Tobacco companies 'woo teenagers'
The tobacco industry has been accused of carrying out a "sinister and cynical" public relations campaign to encourage teenagers to smoke.
Anti-smoking pressure group Action on Smoking and Health (ASH) and the Cancer Research Campaign said internal indus
They have suggested that while companies publicly say they are against teenage smoking they are privately taking action to encourage young people to take up the habit.
Anyone whose job in life is promoting cigarettes should never be allowed near teenagers
Professor Gordon McVie, Cancer Research Campaign
But the tobacco industry has hit back saying that it does not target teenagers in any way and accusing the groups of making wild accusations.

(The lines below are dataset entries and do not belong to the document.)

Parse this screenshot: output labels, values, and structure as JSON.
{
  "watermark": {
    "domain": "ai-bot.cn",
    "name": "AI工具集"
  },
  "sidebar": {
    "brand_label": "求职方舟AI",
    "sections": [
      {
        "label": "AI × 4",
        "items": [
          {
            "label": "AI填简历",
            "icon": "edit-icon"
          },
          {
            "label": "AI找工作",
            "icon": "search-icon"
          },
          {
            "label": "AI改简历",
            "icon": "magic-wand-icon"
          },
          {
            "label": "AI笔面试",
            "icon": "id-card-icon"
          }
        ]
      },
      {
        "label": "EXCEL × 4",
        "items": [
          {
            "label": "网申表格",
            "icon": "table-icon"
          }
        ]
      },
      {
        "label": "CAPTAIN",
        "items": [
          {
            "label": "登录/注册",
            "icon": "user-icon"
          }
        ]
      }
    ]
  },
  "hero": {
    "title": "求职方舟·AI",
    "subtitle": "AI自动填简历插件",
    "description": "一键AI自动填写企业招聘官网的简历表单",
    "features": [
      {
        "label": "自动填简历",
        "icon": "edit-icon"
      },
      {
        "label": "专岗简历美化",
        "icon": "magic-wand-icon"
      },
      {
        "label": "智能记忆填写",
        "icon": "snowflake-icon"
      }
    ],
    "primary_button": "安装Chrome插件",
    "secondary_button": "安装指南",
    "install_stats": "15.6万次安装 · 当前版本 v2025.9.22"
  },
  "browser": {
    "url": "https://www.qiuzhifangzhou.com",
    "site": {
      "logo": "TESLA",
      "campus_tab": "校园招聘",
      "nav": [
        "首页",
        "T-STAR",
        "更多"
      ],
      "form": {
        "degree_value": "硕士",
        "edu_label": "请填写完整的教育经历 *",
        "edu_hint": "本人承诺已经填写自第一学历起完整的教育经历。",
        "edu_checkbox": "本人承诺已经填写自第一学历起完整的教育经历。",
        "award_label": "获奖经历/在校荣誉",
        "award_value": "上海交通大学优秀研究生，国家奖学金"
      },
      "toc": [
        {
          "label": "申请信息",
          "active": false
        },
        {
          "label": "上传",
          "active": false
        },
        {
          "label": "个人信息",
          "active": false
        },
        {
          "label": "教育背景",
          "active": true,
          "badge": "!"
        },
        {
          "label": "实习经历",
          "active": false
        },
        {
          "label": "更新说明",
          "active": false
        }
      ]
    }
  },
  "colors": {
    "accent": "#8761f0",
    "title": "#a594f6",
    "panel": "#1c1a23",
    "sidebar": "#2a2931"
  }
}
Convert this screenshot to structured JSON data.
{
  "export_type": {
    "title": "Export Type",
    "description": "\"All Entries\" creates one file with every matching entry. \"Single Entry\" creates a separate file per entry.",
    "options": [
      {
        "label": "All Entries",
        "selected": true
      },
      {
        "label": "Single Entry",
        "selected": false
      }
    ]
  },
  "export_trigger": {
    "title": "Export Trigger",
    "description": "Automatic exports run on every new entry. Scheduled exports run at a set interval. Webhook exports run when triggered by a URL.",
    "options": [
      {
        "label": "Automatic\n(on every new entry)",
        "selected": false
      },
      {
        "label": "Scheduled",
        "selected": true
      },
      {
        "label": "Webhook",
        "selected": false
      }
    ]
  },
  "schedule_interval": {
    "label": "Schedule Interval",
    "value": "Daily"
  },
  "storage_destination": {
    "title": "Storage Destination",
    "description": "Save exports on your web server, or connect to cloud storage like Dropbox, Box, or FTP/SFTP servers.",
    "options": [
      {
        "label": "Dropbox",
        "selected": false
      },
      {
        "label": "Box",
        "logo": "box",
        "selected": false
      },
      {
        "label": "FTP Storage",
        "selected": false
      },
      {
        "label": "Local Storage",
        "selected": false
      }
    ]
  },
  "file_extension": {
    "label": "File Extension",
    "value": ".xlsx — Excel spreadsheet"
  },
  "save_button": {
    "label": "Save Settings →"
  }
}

In a report, published on Tuesday, ASH said industry claims that cigarettes are an adult-only product actually aim to make them more attractive to teenagers.
They said while manufacturers supported initiatives to stop teenagers smoking, their sponsorship of events like formula one motor racing also aimed to make the habit more appealing.
Clive Bates, of ASH, said: "When you look at what they say privately and compare it to their public posturing the whole idea that tobacco companies might be working against teenage smoking is revealed as sinister self-serving public relations."
He added: "It's blatantly obvious they want to associate the anti-smoking message with parents, teachers and other boring representatives of adult authority but reserve the people that make a difference like racing drivers and other celebrities for promoting smoking."
We totally refute these wild allegations
Professor Gordon McVie, director general of the CRC, said: "Anyone whose job in life is promoting cigarettes should never be allowed near teenagers. You just can't trust them with truth and you can't trust them with young people."
Both men urged health authorities to ensure anti-smoking policies targeted the whole population and not just teenagers.
They said teenage-only campaigns highlight the adult nature of smoking and increase its appeal.
They also called on health authorities not to engage with the tobacco industry "in any circumstance" in smoking control programmes.
However, John Carlisle, public affairs director for Tobacco Manufacturers Association described the claims as wild.
"We totally refute these wild allegations masquerading as a new report. In reality they are old accusations with a new title.
"It demonstrates how desperate the anti-tobacco forces have become in trying to publicise their tax funded activities.
"The tobacco industry does not target children with its advertising. It is prevented from doing so by government agreement."